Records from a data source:
|---|
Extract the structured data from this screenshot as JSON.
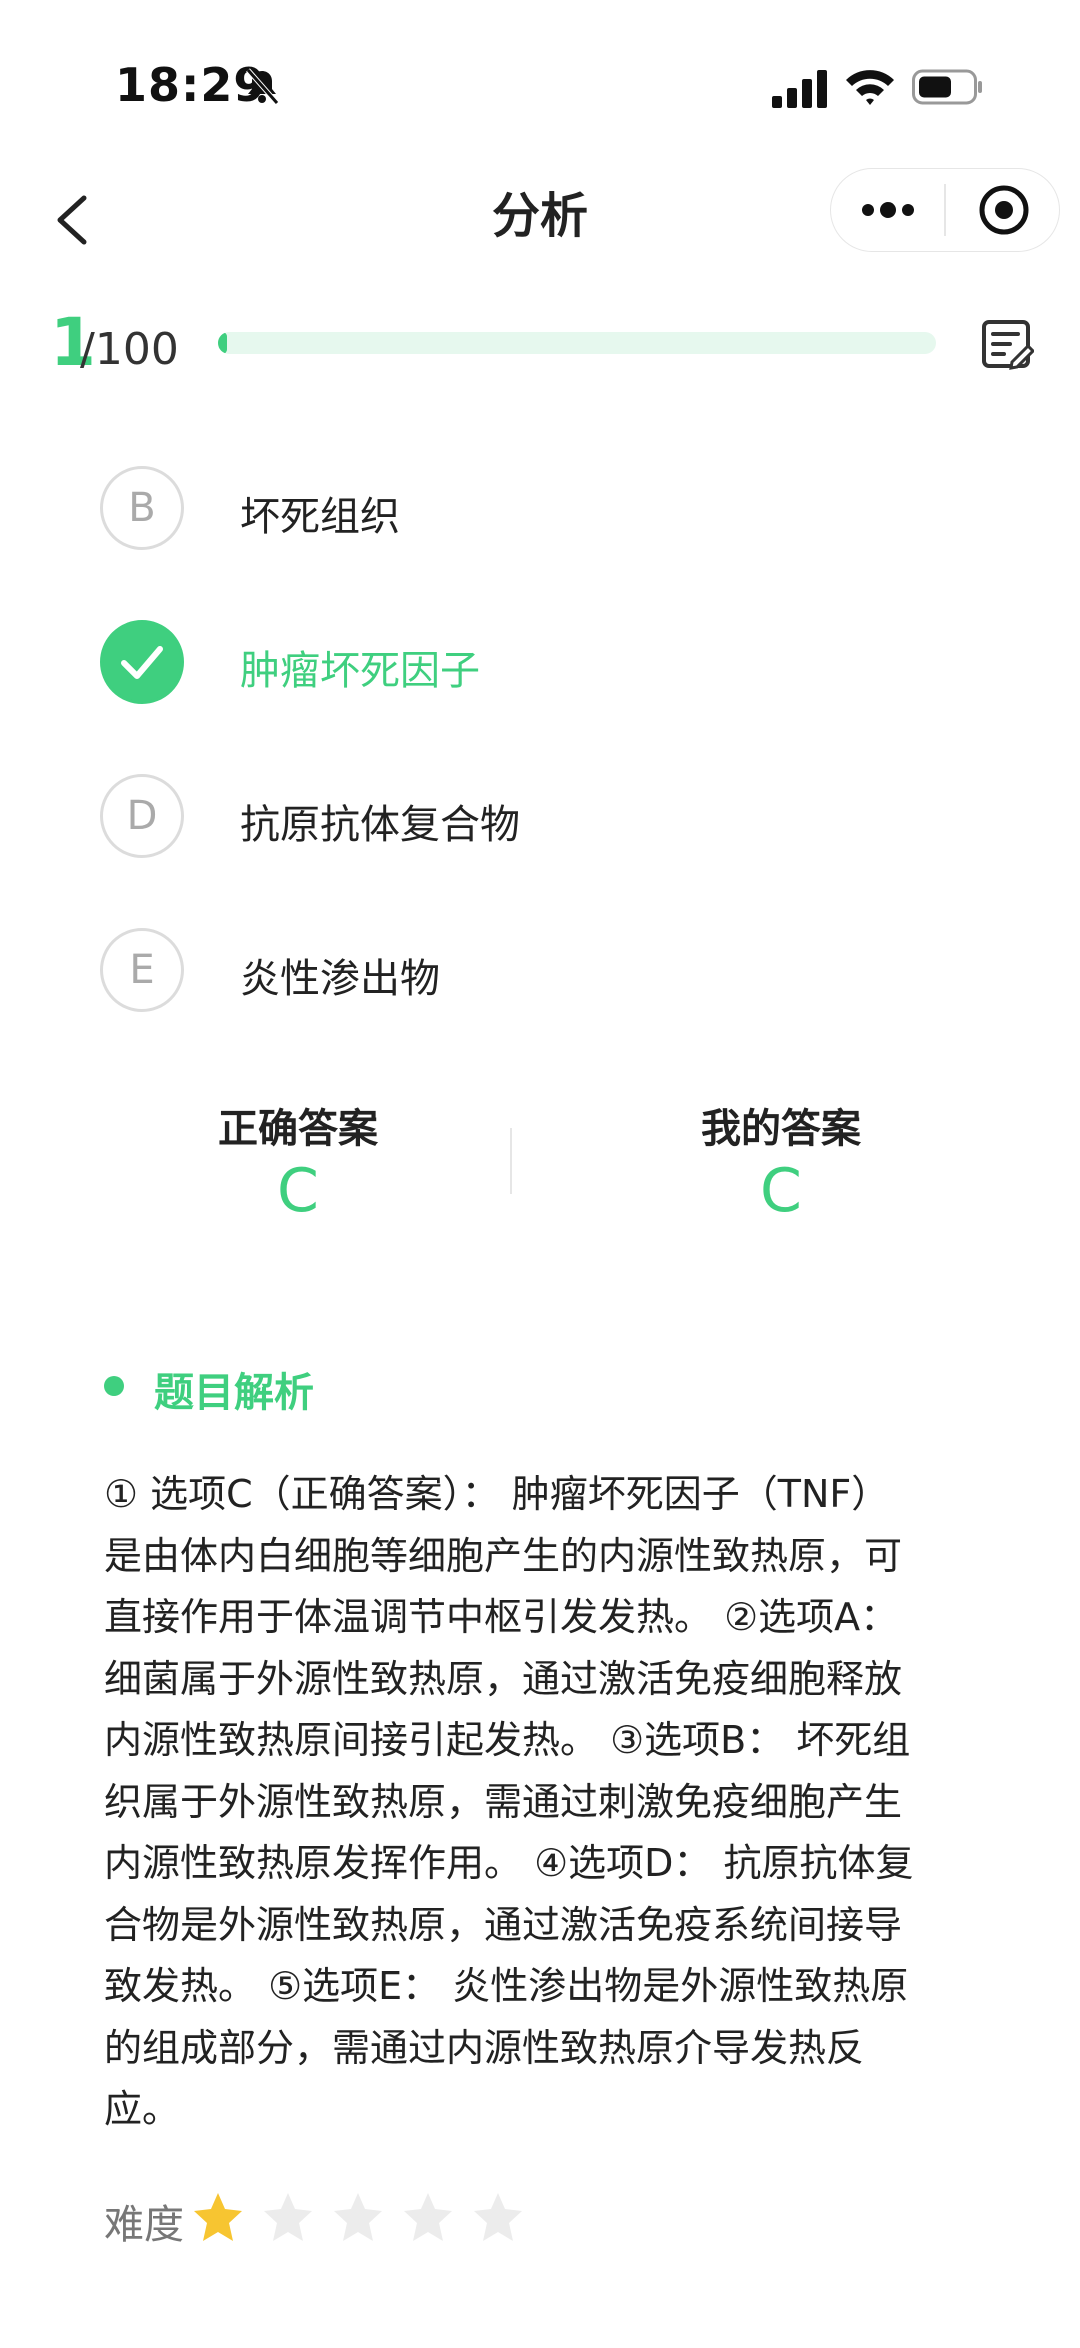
{
  "status_bar": {
    "time": "18:29"
  },
  "nav": {
    "title": "分析"
  },
  "progress": {
    "current": "1",
    "total": "/100",
    "fraction": 0.01
  },
  "options": [
    {
      "letter": "B",
      "text": "坏死组织",
      "correct": false
    },
    {
      "letter": "C",
      "text": "肿瘤坏死因子",
      "correct": true
    },
    {
      "letter": "D",
      "text": "抗原抗体复合物",
      "correct": false
    },
    {
      "letter": "E",
      "text": "炎性渗出物",
      "correct": false
    }
  ],
  "answers": {
    "correct_label": "正确答案",
    "correct_value": "C",
    "mine_label": "我的答案",
    "mine_value": "C"
  },
  "analysis": {
    "title": "题目解析",
    "text": "① 选项C（正确答案）： 肿瘤坏死因子（TNF）\n是由体内白细胞等细胞产生的内源性致热原，可\n直接作用于体温调节中枢引发发热。 ②选项A：\n细菌属于外源性致热原，通过激活免疫细胞释放\n内源性致热原间接引起发热。 ③选项B： 坏死组\n织属于外源性致热原，需通过刺激免疫细胞产生\n内源性致热原发挥作用。 ④选项D： 抗原抗体复\n合物是外源性致热原，通过激活免疫系统间接导\n致发热。 ⑤选项E： 炎性渗出物是外源性致热原\n的组成部分，需通过内源性致热原介导发热反\n应。"
  },
  "difficulty": {
    "label": "难度",
    "rating": 1,
    "max": 5
  },
  "colors": {
    "accent": "#3fcf7f",
    "star_on": "#f7c531",
    "star_off": "#ececec"
  }
}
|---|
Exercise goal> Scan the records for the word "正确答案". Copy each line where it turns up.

Response to this exercise>
    "correct_label": "正确答案",
    "text": "① 选项C（正确答案）： 肿瘤坏死因子（TNF）\n是由体内白细胞等细胞产生的内源性致热原，可\n直接作用于体温调节中枢引发发热。 ②选项A：\n细菌属于外源性致热原，通过激活免疫细胞释放\n内源性致热原间接引起发热。 ③选项B： 坏死组\n织属于外源性致热原，需通过刺激免疫细胞产生\n内源性致热原发挥作用。 ④选项D： 抗原抗体复\n合物是外源性致热原，通过激活免疫系统间接导\n致发热。 ⑤选项E： 炎性渗出物是外源性致热原\n的组成部分，需通过内源性致热原介导发热反\n应。"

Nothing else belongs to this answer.